(What is required)
Wherever the listing has a line with the string "labels", copy that line out.

(Records for processing)
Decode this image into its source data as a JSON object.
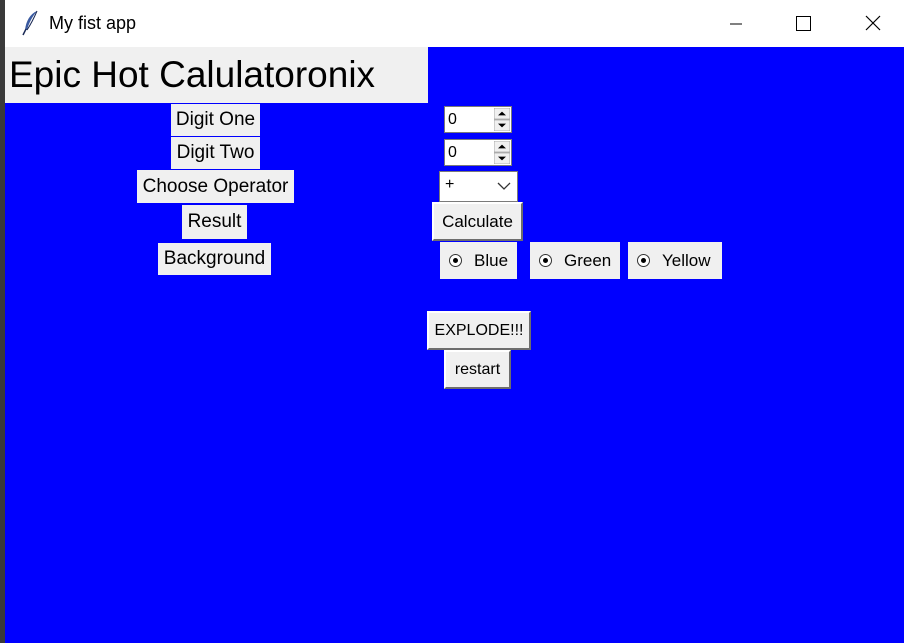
{
  "window": {
    "title": "My fist app"
  },
  "app": {
    "heading": "Epic Hot Calulatoronix",
    "background_color": "#0000ff",
    "labels": {
      "digit_one": "Digit One",
      "digit_two": "Digit Two",
      "choose_operator": "Choose Operator",
      "result": "Result",
      "background": "Background"
    },
    "digit_one_value": "0",
    "digit_two_value": "0",
    "operator_value": "+",
    "calculate_label": "Calculate",
    "background_options": [
      {
        "label": "Blue"
      },
      {
        "label": "Green"
      },
      {
        "label": "Yellow"
      }
    ],
    "explode_label": "EXPLODE!!!",
    "restart_label": "restart"
  },
  "icons": {
    "app": "feather-icon",
    "minimize": "minimize-icon",
    "maximize": "maximize-icon",
    "close": "close-icon"
  }
}
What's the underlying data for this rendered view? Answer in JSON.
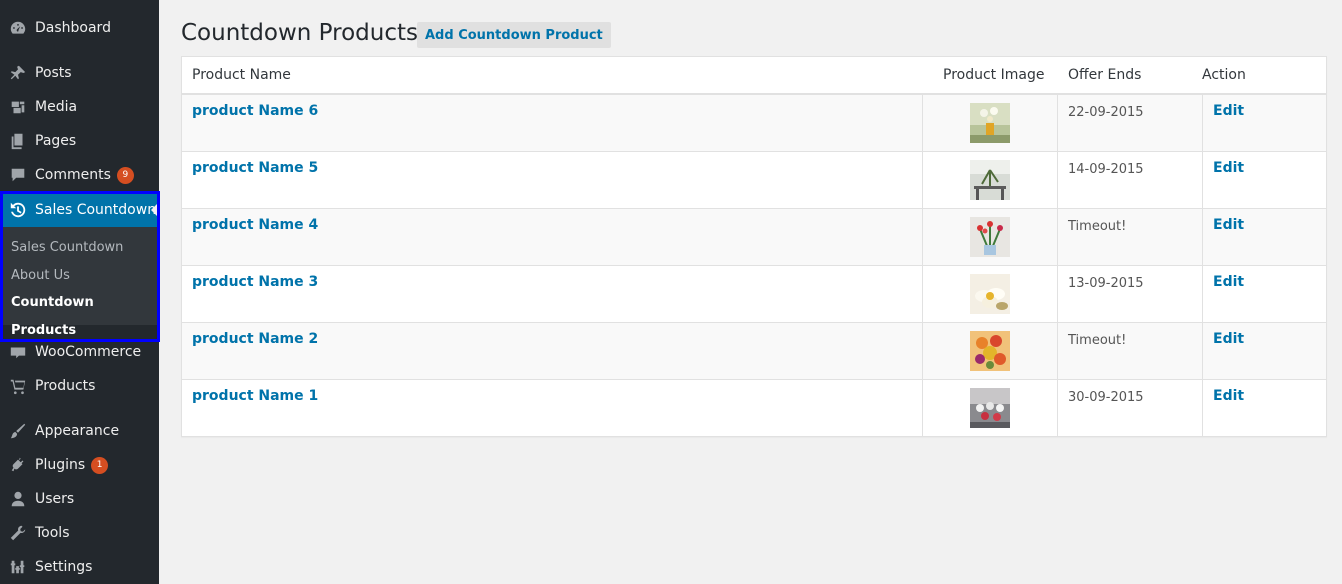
{
  "sidebar": {
    "items": [
      {
        "label": "Dashboard",
        "icon": "dashboard-icon"
      },
      {
        "label": "Posts",
        "icon": "pin-icon"
      },
      {
        "label": "Media",
        "icon": "media-icon"
      },
      {
        "label": "Pages",
        "icon": "pages-icon"
      },
      {
        "label": "Comments",
        "icon": "comment-icon",
        "badge": "9"
      },
      {
        "label": "Sales Countdown",
        "icon": "history-clock-icon"
      },
      {
        "label": "WooCommerce",
        "icon": "woo-icon"
      },
      {
        "label": "Products",
        "icon": "cart-icon"
      },
      {
        "label": "Appearance",
        "icon": "brush-icon"
      },
      {
        "label": "Plugins",
        "icon": "plug-icon",
        "badge": "1"
      },
      {
        "label": "Users",
        "icon": "user-icon"
      },
      {
        "label": "Tools",
        "icon": "wrench-icon"
      },
      {
        "label": "Settings",
        "icon": "sliders-icon"
      }
    ],
    "submenu": [
      "Sales Countdown",
      "About Us",
      "Countdown Products"
    ]
  },
  "page": {
    "title": "Countdown Products",
    "add_button": "Add Countdown Product"
  },
  "table": {
    "headers": [
      "Product Name",
      "Product Image",
      "Offer Ends",
      "Action"
    ],
    "rows": [
      {
        "name": "product Name 6",
        "offer_ends": "22-09-2015",
        "action": "Edit"
      },
      {
        "name": "product Name 5",
        "offer_ends": "14-09-2015",
        "action": "Edit"
      },
      {
        "name": "product Name 4",
        "offer_ends": "Timeout!",
        "action": "Edit"
      },
      {
        "name": "product Name 3",
        "offer_ends": "13-09-2015",
        "action": "Edit"
      },
      {
        "name": "product Name 2",
        "offer_ends": "Timeout!",
        "action": "Edit"
      },
      {
        "name": "product Name 1",
        "offer_ends": "30-09-2015",
        "action": "Edit"
      }
    ]
  },
  "colors": {
    "sidebar_bg": "#23282d",
    "accent": "#0073aa",
    "badge": "#d54e21",
    "highlight_border": "#0000ff"
  }
}
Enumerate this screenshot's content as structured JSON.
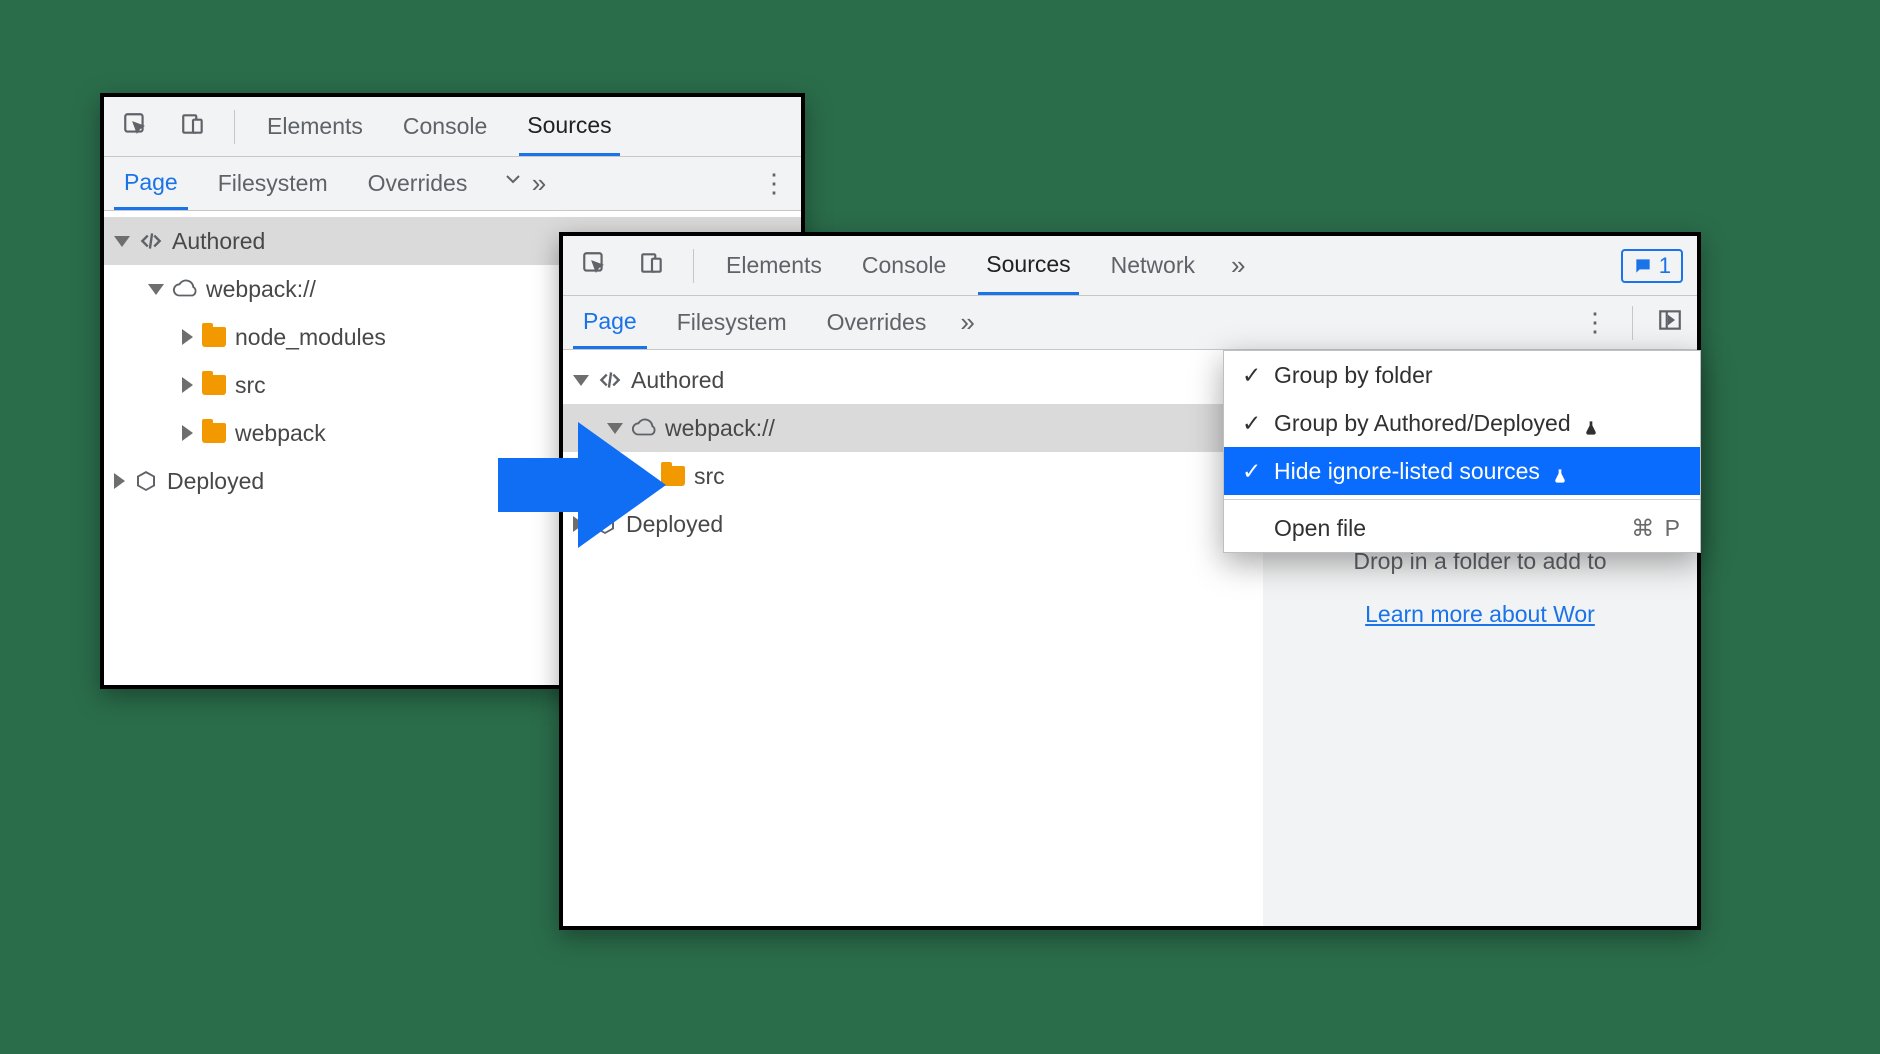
{
  "top_tabs": {
    "elements": "Elements",
    "console": "Console",
    "sources": "Sources",
    "network": "Network"
  },
  "badge": {
    "count": "1"
  },
  "sub_tabs": {
    "page": "Page",
    "filesystem": "Filesystem",
    "overrides": "Overrides"
  },
  "tree_left": {
    "authored": "Authored",
    "webpack": "webpack://",
    "node_modules": "node_modules",
    "src": "src",
    "webpack_dir": "webpack",
    "deployed": "Deployed"
  },
  "tree_right": {
    "authored": "Authored",
    "webpack": "webpack://",
    "src": "src",
    "deployed": "Deployed"
  },
  "menu": {
    "group_folder": "Group by folder",
    "group_authored": "Group by Authored/Deployed",
    "hide_ignored": "Hide ignore-listed sources",
    "open_file": "Open file",
    "open_file_key": "⌘ P"
  },
  "hint": {
    "drop": "Drop in a folder to add to",
    "learn": "Learn more about Wor"
  }
}
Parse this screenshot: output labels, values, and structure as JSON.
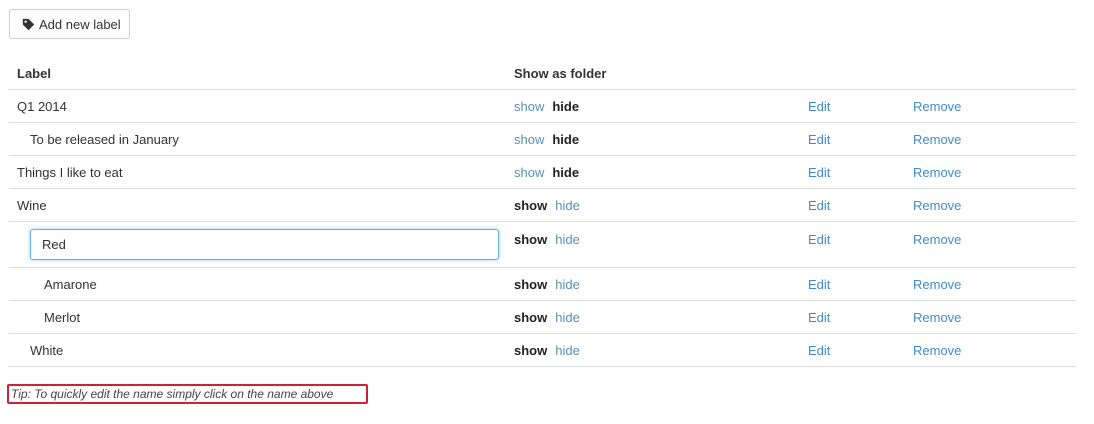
{
  "toolbar": {
    "add_label_button": "Add new label"
  },
  "table": {
    "headers": {
      "label": "Label",
      "show_as_folder": "Show as folder"
    },
    "rows": [
      {
        "label": "Q1 2014",
        "indent": 0,
        "folder": "hide",
        "editing": false
      },
      {
        "label": "To be released in January",
        "indent": 1,
        "folder": "hide",
        "editing": false
      },
      {
        "label": "Things I like to eat",
        "indent": 0,
        "folder": "hide",
        "editing": false
      },
      {
        "label": "Wine",
        "indent": 0,
        "folder": "show",
        "editing": false
      },
      {
        "label": "Red",
        "indent": 1,
        "folder": "show",
        "editing": true
      },
      {
        "label": "Amarone",
        "indent": 2,
        "folder": "show",
        "editing": false
      },
      {
        "label": "Merlot",
        "indent": 2,
        "folder": "show",
        "editing": false
      },
      {
        "label": "White",
        "indent": 1,
        "folder": "show",
        "editing": false
      }
    ],
    "show_text": "show",
    "hide_text": "hide",
    "edit_text": "Edit",
    "remove_text": "Remove"
  },
  "tip": "Tip: To quickly edit the name simply click on the name above",
  "colors": {
    "link": "#428bca",
    "tip_border": "#cc2233",
    "input_focus": "#66afe9"
  }
}
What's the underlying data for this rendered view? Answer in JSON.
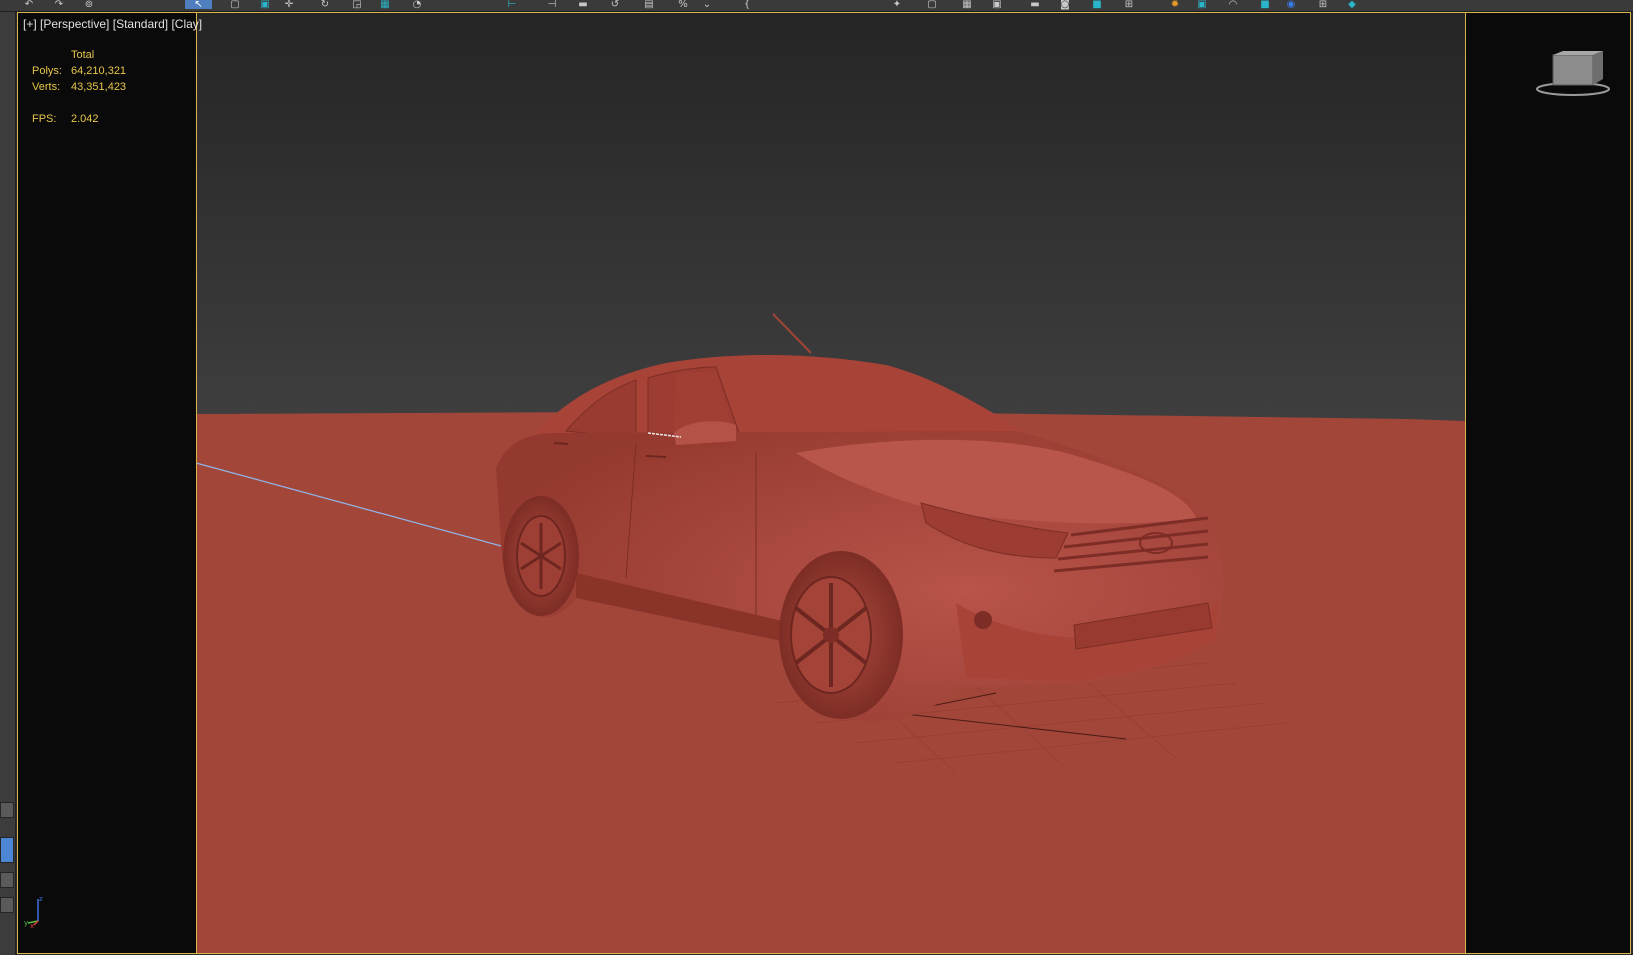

(Result for this exercise)
    "labels": {
Parse this screenshot: output labels, values, and structure as JSON.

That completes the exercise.